Published: August 27, 2009
By: Vicki Kavanagh
MOLALLA — Carine Goldin grew up tasting hundreds of different kinds of cheese in France. Now in Molalla, she crafts her own in a traditional French artisan manner.
Goldin was born in England, moved to America, and then spent the rest of her childhood in France. In June, after having the right-sized pasteurizer shipped from Holland (they don’t make them small enough in America), and after five years of attending workshops, taking classes and passing the rigorous requirements of state and federal regulations, she became licensed in Grade A Dairy and has made her life-long passion a reality.
Goldin Artisan Goat Cheese Fromagerie is a farmstead modeled after those in France.
“My cheeses are inspired by those I am familiar with in the Savoie region in the Alps,” she said. “I remember going to villages and there were cheeses you could only find there.”

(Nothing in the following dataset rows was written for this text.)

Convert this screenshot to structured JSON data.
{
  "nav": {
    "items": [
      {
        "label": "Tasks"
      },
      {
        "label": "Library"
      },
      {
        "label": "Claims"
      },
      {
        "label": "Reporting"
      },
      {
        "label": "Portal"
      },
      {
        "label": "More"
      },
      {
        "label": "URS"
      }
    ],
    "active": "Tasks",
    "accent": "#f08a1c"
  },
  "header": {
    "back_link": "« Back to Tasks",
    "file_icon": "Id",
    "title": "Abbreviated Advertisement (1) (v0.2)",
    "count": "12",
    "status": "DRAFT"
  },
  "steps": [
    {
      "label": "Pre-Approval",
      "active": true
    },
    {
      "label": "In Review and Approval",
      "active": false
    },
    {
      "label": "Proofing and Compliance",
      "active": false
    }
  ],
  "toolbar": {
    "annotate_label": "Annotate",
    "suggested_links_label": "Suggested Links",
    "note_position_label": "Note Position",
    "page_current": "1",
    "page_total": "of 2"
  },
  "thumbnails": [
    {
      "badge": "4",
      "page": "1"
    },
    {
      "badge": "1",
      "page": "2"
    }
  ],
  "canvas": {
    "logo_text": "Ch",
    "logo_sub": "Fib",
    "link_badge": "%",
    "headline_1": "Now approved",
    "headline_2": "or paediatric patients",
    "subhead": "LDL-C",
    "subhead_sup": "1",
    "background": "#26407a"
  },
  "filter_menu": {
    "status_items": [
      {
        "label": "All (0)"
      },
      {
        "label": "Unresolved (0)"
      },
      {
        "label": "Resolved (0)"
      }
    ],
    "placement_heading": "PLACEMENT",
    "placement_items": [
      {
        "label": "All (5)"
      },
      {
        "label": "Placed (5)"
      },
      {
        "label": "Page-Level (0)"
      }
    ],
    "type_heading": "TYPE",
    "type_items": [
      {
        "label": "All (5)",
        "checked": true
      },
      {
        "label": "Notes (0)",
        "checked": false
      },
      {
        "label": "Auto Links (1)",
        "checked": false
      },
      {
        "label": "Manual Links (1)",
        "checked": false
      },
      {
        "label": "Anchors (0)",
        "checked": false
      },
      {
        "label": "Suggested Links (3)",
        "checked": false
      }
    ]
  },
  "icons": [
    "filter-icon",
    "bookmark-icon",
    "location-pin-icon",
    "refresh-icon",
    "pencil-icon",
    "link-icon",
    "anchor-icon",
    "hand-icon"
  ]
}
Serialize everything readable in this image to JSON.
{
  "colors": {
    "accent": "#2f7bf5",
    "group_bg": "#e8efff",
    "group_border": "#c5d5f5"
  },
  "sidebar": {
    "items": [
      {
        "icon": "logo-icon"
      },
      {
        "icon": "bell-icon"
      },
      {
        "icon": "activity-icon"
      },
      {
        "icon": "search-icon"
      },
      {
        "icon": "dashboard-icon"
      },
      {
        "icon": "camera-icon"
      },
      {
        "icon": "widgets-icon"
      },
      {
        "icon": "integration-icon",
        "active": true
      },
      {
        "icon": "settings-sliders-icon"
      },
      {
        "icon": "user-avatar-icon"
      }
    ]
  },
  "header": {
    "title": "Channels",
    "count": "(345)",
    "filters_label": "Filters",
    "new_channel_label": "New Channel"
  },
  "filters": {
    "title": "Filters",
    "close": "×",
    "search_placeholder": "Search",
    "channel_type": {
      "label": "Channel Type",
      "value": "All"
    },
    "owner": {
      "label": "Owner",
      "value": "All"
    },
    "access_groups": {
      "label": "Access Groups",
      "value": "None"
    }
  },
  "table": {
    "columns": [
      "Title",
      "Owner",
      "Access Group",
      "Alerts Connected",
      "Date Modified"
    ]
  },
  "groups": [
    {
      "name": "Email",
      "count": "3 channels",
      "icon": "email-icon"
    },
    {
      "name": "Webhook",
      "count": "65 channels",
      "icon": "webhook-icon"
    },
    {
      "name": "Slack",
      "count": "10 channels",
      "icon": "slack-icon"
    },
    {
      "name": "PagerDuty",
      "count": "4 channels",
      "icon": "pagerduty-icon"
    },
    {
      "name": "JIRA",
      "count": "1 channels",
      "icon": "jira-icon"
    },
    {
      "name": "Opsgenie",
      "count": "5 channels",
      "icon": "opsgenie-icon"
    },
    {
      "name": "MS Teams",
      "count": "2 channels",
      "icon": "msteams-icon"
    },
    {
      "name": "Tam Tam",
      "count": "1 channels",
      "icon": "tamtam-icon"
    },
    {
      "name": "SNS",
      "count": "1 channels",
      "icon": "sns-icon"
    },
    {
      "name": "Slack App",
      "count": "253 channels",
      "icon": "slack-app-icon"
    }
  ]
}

In France, cheeses, like wines, are named according to the region where they are crafted. The goats or cows, the food they eat, the soil on which they stand, the water they drink, and of course, the people who make the cheese, are all considered part of what gives a certain region’s cheese its unique flavor. It would be inaccurate to say that her cheeses are of the Savoie variety, but Goldin takes pride in producing cheeses that are influenced by her experience.